> [Work required]:
Comb the records below for the string "label" and copy each line where it turns up.

> [Data listing]:

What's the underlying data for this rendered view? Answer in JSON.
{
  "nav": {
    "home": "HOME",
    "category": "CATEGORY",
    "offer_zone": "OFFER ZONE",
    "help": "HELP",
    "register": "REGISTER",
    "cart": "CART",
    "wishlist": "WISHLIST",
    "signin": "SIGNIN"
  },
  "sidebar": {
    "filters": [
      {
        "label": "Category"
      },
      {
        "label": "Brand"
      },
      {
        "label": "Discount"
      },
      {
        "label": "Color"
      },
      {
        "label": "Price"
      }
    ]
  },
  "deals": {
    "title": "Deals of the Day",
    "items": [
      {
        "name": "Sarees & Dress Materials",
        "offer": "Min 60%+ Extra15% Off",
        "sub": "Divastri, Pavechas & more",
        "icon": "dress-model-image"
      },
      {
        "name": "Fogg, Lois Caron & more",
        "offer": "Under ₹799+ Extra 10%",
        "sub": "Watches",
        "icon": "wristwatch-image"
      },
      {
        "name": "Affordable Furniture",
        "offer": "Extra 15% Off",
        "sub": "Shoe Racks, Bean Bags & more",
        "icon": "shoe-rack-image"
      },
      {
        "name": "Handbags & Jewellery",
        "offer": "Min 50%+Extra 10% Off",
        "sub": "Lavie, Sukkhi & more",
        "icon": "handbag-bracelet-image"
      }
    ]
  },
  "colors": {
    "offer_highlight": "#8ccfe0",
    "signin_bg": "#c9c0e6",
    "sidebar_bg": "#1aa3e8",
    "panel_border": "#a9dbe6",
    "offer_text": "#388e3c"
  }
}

> [Exercise output]:
        "label": "Category"
        "label": "Brand"
        "label": "Discount"
        "label": "Color"
        "label": "Price"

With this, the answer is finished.